(Beginning of INFORMATION SHOWN)
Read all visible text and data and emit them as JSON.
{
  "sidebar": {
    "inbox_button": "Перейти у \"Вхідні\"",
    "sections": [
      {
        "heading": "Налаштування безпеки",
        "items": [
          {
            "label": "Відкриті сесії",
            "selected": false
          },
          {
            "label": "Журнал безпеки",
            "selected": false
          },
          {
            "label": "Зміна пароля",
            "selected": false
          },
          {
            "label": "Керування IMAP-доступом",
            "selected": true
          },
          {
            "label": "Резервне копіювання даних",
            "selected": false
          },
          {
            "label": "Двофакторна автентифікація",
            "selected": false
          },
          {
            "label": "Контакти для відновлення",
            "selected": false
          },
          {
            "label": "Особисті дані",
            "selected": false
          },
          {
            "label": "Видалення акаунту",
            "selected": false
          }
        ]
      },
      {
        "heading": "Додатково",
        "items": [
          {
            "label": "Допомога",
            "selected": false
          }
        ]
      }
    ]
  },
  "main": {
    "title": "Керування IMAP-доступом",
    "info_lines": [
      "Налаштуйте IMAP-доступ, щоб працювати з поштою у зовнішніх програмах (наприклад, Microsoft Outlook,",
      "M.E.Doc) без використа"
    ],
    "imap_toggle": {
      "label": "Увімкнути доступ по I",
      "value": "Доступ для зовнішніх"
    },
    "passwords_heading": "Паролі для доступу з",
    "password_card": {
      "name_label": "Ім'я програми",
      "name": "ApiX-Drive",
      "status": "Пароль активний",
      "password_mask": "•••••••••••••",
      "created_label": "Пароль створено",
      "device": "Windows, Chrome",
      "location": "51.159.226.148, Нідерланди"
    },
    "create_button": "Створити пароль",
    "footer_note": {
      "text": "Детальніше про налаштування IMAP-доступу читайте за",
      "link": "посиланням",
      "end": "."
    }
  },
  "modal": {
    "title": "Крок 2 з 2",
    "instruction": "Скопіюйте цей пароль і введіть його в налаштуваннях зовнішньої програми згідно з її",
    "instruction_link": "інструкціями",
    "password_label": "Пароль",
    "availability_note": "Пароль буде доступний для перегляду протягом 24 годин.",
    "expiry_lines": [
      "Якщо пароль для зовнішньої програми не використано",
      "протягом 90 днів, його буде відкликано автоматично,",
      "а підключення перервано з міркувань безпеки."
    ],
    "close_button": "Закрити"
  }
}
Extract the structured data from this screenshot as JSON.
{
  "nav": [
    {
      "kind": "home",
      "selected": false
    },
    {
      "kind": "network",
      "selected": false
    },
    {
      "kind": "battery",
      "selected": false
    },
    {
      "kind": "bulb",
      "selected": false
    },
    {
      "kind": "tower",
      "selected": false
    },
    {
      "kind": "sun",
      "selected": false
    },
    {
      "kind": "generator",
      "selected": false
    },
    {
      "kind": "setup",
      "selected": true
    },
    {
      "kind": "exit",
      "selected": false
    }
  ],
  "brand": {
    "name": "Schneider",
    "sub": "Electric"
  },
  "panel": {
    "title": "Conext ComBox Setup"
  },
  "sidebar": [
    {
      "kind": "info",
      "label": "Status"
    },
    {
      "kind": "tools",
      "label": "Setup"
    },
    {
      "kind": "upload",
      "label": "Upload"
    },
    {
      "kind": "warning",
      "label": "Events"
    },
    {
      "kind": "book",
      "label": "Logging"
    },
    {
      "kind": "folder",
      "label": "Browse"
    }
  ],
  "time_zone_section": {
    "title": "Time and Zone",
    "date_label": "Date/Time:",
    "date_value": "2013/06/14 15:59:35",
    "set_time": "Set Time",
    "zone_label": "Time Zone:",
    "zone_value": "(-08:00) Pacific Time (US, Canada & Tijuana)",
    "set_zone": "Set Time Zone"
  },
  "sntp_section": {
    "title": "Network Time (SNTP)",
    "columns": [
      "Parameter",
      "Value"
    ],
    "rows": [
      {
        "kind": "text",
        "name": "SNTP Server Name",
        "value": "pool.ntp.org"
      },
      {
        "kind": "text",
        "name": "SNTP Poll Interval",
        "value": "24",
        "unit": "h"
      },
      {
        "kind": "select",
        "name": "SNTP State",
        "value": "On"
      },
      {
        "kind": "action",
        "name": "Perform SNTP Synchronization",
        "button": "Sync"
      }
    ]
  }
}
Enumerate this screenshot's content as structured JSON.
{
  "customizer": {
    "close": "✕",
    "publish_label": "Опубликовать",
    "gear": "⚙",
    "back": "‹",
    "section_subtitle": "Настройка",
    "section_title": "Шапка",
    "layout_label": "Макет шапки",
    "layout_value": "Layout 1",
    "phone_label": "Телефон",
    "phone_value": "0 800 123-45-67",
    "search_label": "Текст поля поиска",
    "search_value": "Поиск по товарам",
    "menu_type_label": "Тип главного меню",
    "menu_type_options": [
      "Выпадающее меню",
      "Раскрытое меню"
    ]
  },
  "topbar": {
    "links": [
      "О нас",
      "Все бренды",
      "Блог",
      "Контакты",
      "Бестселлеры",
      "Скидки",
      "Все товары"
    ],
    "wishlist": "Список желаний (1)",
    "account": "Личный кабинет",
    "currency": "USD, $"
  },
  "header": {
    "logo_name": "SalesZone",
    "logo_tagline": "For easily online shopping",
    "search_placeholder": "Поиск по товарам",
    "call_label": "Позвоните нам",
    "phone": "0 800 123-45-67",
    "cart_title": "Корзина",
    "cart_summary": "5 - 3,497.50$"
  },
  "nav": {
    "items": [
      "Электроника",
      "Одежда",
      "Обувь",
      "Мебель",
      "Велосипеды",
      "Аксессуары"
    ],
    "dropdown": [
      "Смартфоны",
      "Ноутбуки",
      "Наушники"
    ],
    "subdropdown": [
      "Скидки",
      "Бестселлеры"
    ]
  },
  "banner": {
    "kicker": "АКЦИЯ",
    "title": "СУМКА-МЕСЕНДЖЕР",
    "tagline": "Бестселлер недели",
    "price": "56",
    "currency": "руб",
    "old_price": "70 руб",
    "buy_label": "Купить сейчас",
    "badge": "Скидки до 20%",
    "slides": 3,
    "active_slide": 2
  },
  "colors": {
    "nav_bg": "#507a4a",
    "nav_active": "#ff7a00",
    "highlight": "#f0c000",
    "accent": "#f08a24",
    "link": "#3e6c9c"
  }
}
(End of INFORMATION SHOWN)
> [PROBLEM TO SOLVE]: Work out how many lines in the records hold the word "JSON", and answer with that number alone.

> [EXPECTED ANSWER]: 3